Elisium

November 13 – December 13, 2015

Baku Museum of Modern Art

Baku, Azerbaijan

Elysium of shades this soul of mine,

Shades silent, luminous, and wholly severed

From this tempestuous age, these restless times,

Their joys and griefs, their aims and their endeavors.

 

Speak, O my soul, Elysium of shades!

What bonds have you with life? Speak, phantoms summoned

From out a day whose very memory fades —

What have you with this heartless mob in common?

 

Fyodor Ivanovich Tyutchev (1832)

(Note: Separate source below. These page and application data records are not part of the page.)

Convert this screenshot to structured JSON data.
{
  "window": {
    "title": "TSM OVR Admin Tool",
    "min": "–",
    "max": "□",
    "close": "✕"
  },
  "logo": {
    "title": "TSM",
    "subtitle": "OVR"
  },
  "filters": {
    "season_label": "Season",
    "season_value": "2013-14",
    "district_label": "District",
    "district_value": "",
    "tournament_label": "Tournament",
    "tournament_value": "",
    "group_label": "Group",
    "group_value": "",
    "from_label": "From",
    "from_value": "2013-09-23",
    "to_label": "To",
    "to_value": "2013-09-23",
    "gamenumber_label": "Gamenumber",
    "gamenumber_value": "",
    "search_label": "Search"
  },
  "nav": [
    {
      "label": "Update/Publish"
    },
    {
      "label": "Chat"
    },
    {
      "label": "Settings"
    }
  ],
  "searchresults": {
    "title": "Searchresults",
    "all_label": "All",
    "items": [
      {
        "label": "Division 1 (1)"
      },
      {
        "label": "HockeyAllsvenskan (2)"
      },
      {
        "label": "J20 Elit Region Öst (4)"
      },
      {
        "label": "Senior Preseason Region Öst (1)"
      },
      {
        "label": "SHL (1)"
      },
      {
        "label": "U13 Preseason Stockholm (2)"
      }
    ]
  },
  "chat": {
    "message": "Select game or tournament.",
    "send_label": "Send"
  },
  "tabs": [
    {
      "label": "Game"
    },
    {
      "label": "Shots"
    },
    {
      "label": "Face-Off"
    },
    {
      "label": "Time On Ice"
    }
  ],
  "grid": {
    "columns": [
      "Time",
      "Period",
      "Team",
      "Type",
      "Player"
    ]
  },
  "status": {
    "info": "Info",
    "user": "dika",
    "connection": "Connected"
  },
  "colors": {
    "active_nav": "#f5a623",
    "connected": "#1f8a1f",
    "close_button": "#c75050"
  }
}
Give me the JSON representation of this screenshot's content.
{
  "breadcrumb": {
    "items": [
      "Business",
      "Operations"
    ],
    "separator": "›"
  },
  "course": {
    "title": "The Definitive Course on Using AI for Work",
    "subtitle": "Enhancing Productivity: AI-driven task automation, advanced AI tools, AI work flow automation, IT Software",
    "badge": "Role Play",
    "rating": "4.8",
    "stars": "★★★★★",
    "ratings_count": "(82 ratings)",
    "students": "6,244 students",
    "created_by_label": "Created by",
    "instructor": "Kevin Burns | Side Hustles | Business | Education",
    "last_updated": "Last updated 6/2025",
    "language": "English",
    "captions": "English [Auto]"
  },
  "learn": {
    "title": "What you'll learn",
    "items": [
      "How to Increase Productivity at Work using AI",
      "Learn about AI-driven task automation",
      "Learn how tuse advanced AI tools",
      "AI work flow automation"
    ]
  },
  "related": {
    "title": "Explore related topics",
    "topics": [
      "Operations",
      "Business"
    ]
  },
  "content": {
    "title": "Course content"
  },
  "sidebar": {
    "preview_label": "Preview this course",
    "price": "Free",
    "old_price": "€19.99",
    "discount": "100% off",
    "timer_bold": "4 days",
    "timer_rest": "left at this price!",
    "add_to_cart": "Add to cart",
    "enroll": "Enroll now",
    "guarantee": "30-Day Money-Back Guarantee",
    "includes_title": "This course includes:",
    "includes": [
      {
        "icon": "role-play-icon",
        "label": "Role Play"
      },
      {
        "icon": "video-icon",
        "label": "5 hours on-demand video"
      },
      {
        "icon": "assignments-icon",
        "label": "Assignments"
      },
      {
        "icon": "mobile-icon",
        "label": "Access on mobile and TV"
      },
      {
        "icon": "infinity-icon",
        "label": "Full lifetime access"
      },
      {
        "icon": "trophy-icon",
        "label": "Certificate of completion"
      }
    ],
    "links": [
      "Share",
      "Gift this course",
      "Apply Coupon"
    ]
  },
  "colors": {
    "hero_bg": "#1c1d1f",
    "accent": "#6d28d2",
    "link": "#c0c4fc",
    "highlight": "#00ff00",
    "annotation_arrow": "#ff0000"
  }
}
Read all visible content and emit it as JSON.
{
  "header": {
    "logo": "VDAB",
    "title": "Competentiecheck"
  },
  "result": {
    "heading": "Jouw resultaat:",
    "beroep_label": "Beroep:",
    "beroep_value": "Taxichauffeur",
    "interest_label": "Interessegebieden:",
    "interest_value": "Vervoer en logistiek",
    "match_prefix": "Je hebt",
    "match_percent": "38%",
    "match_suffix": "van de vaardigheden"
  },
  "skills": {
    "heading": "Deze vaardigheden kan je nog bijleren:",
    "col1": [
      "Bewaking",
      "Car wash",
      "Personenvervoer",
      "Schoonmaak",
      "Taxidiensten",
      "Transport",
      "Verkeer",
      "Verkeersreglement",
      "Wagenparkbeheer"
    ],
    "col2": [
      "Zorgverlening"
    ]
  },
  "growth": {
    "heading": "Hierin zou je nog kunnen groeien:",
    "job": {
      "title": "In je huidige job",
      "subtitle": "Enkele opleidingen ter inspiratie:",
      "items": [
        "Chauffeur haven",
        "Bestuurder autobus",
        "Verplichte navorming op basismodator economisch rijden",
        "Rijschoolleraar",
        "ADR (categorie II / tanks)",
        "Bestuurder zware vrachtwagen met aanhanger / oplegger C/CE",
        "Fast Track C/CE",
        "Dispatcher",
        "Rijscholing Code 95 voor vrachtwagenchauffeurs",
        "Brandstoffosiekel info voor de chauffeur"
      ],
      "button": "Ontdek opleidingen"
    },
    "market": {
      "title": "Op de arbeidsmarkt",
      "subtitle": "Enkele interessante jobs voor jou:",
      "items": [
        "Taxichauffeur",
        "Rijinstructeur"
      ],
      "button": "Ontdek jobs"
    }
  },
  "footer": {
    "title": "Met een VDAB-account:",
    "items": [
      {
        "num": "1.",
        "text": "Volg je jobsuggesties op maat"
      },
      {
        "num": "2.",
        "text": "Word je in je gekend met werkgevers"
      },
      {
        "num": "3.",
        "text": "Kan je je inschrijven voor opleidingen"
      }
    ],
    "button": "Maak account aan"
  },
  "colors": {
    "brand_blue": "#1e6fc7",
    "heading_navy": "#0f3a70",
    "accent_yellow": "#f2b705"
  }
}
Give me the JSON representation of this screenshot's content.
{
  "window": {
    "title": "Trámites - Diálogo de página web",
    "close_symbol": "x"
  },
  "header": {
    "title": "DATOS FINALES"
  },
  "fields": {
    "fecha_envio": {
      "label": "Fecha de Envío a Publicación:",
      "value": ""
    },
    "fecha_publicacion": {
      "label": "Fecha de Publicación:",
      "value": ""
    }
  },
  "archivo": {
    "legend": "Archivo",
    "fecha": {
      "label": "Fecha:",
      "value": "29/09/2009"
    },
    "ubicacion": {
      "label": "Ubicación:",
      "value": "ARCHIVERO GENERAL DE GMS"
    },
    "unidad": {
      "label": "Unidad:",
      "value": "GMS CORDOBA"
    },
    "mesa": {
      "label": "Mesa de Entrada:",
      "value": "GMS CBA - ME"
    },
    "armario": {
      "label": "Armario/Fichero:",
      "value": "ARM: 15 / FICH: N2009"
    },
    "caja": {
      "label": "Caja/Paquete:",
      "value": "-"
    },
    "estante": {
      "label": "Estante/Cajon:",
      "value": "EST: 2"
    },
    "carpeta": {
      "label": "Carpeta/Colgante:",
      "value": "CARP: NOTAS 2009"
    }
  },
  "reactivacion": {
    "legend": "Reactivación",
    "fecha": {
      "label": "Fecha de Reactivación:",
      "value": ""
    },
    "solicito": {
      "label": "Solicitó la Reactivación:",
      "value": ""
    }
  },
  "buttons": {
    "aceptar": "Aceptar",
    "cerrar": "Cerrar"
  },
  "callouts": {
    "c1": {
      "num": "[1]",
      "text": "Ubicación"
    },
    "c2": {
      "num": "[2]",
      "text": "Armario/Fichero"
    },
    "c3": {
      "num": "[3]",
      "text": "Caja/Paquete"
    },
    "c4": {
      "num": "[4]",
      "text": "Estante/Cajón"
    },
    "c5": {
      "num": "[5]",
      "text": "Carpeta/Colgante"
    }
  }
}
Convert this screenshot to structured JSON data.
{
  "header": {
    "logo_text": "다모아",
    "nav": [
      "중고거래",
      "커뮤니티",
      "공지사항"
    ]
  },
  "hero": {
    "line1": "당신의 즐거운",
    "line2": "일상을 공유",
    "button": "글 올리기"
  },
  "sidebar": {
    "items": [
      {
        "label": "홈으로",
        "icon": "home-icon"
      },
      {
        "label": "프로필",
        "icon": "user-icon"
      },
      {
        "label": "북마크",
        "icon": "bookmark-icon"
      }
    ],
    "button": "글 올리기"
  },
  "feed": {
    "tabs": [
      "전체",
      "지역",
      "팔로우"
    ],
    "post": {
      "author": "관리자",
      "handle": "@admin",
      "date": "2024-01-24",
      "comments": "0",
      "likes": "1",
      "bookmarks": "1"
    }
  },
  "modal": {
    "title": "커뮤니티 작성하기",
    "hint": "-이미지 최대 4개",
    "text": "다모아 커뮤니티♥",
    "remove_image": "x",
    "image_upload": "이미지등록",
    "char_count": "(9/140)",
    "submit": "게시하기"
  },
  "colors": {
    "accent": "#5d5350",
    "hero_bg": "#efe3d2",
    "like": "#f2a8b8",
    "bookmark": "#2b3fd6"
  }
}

Aida's solo exhibition explores the theme of an imaginary botanical garden where the attendees can immerse themselves in its ethereal beauty.

 

One can forego tensions and find inspiration by just observing the flowers in bloom. The artist has attempted to emote her myriad feelings through the paintings displaying beautiful and exotic plants.

 

Mahmudova animates the surface of the canvas, drawing attention to both the process of painting and the material qualities of the paint itself. She plays with depth, perspective, and scale, creating large-scale scenes that capture the attention of the viewer. A structure of bold planes of color has been combined with layers of textured brushstrokes. The painted surface is further animated and enlivened with the addition of materials, such as polyurethane foam over which an impasto application of paint is applied to build volume. In the series of paintings, Mahmudova has explored the idea of impermanence. The works provide glimpses of Azerbaijan's natural surroundings, urban environment, and architecture–a backdrop that is undergoing constant and rapid change. A central component of Mahmudova's work is her exploration of memory, its links to identity, and how they both can be continually altered and recalled over time.

 

"The scenes in my paintings have a strong personal resonance, combining places within Baku with those recollected and imagined. Each view captures a moment of stillness against a backdrop that is constantly changing," she explained. This tension between fiction and reality in her paintings is recreated by merging abstract and figurative forms, creating images that are both inviting and disorientating.